water, the executive director strongly encourages systems to report
any results which may indicate a health concern. To determine if the
results may indicate a health concern, the executive director recommends
that systems find out if the EPA has proposed a standard in the NPDWR
or issued a health advisory for any particular contaminant. This information
may be obtained by calling the Safe Drinking Water Hotline at (800)
426-4791. The executive director considers detections that are above
a proposed MCL or health advisory level to indicate possible health
concerns. For such contaminants, the executive director recommends
that the report include the results of the monitoring and an explanation
of the significance of the results. The explanation should note the
existence of a health advisory or a proposed regulation.
(4) Community water systems that exceed the secondary
constituent level for fluoride as described in §290.118 of this
title (relating to Secondary Constituent Levels) but are below the
maximum contaminant level listed in §290.106 of this title (relating
to Inorganic Contaminants) shall notify the public using the mandatory
language as described in 40 CFR §141.208(c).
(e) Compliance with NPDWR. In addition to the requirements
in subsection (c)(4)(H)(ii) of this section, the report must note
any violation that occurred during the year covered by the report
of a requirement listed in paragraphs (1) - (8) of this subsection.
(1) The report must include a clear and readily understandable
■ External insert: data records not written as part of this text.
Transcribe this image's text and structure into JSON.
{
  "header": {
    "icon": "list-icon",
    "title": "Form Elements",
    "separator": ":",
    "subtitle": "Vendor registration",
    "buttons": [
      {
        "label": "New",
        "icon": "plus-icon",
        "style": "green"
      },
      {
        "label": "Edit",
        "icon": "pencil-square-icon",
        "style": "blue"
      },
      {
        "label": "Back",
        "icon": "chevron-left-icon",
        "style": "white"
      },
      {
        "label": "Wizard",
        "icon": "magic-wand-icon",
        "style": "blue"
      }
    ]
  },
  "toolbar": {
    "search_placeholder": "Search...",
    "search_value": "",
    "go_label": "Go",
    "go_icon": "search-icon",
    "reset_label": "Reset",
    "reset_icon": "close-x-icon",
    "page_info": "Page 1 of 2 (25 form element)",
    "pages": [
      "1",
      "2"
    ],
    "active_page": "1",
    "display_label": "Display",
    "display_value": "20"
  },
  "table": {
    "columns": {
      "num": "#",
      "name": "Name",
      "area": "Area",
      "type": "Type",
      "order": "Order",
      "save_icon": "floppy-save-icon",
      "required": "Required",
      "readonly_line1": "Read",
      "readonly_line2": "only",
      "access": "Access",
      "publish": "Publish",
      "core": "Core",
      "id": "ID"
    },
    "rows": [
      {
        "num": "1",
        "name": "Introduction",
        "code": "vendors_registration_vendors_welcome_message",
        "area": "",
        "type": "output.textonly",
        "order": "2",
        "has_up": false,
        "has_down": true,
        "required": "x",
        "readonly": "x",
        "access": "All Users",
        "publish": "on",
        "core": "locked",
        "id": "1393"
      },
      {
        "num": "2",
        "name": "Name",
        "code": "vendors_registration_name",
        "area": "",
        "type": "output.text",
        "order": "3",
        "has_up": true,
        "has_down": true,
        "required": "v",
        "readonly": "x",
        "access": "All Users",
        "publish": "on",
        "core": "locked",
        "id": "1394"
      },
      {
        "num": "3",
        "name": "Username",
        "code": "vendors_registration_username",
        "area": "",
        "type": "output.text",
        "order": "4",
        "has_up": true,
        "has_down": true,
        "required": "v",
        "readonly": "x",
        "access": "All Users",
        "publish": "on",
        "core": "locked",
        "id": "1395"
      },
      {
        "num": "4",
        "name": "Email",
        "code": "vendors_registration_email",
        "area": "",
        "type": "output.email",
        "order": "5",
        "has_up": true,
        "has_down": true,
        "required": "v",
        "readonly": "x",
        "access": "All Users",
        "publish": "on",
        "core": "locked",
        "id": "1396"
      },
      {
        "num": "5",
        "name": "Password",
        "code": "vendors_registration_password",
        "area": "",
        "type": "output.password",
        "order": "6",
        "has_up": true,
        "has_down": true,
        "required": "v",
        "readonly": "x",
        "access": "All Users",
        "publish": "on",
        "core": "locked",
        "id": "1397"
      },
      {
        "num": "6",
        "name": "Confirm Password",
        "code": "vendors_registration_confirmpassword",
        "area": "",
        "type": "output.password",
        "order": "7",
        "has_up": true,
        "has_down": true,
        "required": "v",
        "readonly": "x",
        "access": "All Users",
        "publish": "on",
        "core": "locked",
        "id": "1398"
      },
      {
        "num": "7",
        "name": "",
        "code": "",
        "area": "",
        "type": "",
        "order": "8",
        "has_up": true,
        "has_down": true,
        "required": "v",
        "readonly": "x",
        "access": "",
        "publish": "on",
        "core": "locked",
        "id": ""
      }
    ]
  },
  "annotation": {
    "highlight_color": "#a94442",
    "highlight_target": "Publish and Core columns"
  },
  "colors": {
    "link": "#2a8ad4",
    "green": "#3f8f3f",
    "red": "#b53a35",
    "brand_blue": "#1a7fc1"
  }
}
explanation of each violation of monitoring and reporting of compliance
data and explain any adverse health effects and steps the system has
taken to correct the violation.
(2) The report must include a clear and readily understandable
explanation of each violation of filtration and disinfection prescribed
by Subchapter F of this chapter (relating to Drinking Water Standards
Governing Drinking Water Quality and Reporting Requirements for Public
Water Systems) and explain any adverse health effects and steps the
system has taken to correct the violation. This applies both to systems
that have failed to install adequate filtration, disinfection equipment,
or processes, and to systems that have had a failure of such equipment
or processes, each of which constitutes a violation. In either case,
the report must include the following language as part of the explanation
of potential adverse health effects: "Inadequately treated water may
contain disease-causing Cont'd...